◆ Exercise objective ◆
Lines with the word "value": copy all of them from the entries below.

· · · · ·

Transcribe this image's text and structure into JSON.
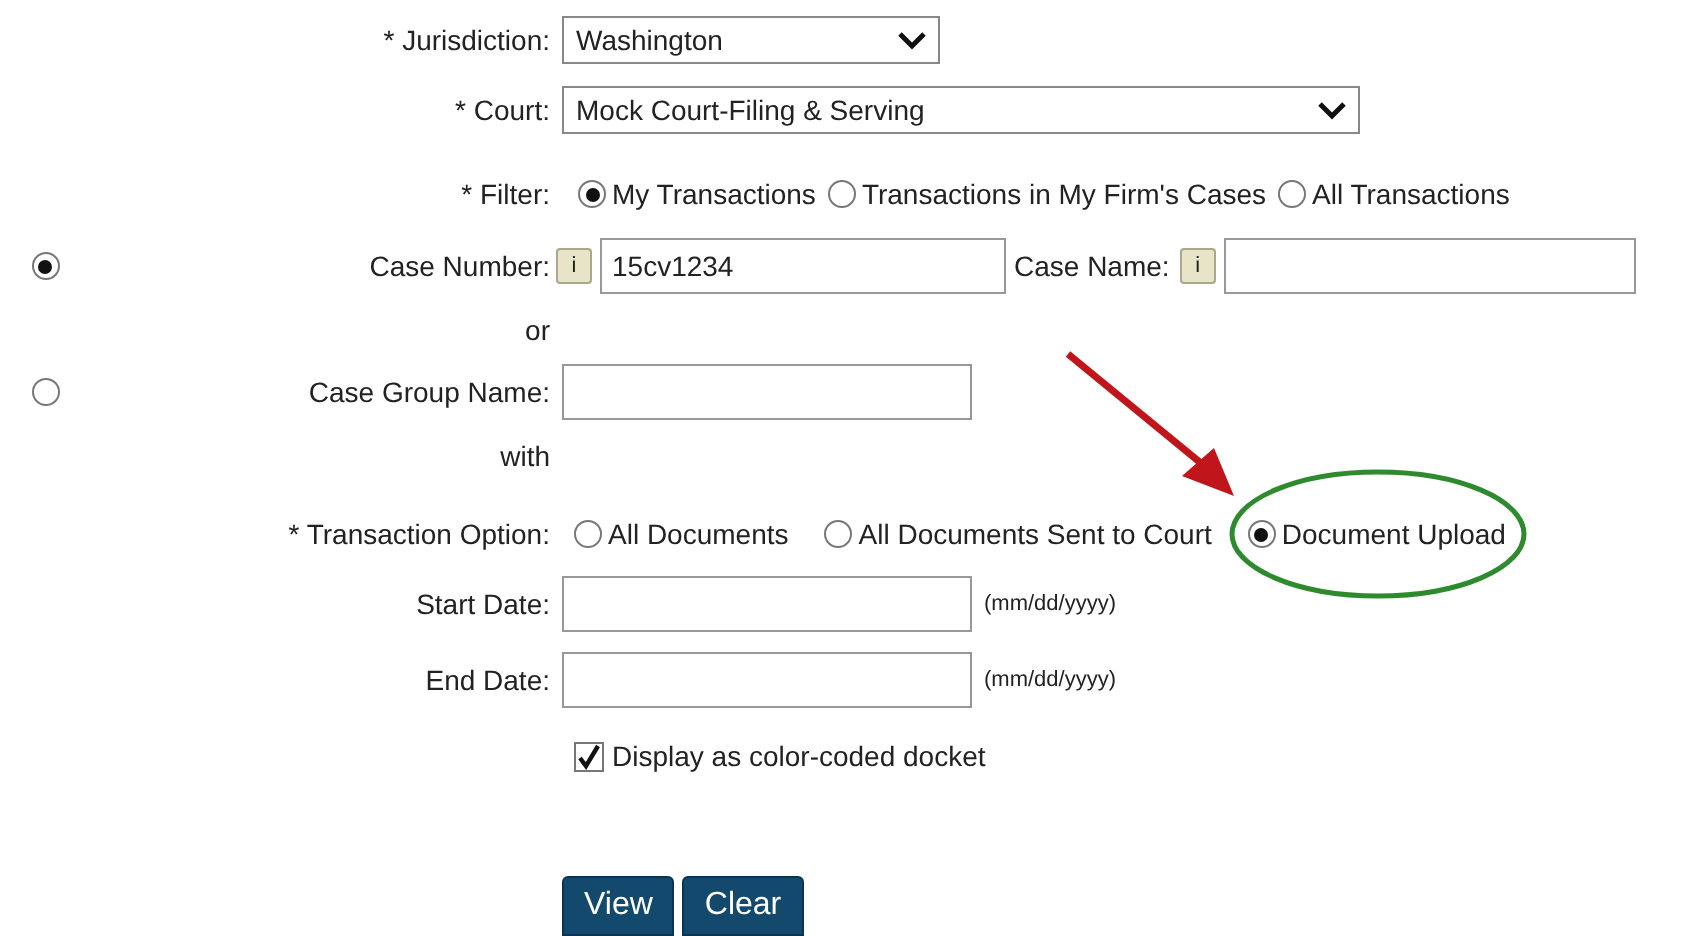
{
  "jurisdiction": {
    "label": "* Jurisdiction:",
    "value": "Washington"
  },
  "court": {
    "label": "* Court:",
    "value": "Mock Court-Filing & Serving"
  },
  "filter": {
    "label": "* Filter:",
    "options": [
      {
        "label": "My Transactions",
        "selected": true
      },
      {
        "label": "Transactions in My Firm's Cases",
        "selected": false
      },
      {
        "label": "All Transactions",
        "selected": false
      }
    ]
  },
  "case_number_row": {
    "selected": true,
    "label": "Case Number:",
    "info": "i",
    "value": "15cv1234",
    "name_label": "Case Name:",
    "name_info": "i"
  },
  "or_text": "or",
  "case_group_row": {
    "selected": false,
    "label": "Case Group Name:"
  },
  "with_text": "with",
  "transaction_option": {
    "label": "* Transaction Option:",
    "options": [
      {
        "label": "All Documents",
        "selected": false
      },
      {
        "label": "All Documents Sent to Court",
        "selected": false
      },
      {
        "label": "Document Upload",
        "selected": true
      }
    ]
  },
  "start_date": {
    "label": "Start Date:",
    "hint": "(mm/dd/yyyy)"
  },
  "end_date": {
    "label": "End Date:",
    "hint": "(mm/dd/yyyy)"
  },
  "color_coded": {
    "label": "Display as color-coded docket",
    "checked": true
  },
  "buttons": [
    "View",
    "Clear"
  ]
}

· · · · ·

◆ Exercise response ◆
    "value": "Washington"
    "value": "Mock Court-Filing & Serving"
    "value": "15cv1234",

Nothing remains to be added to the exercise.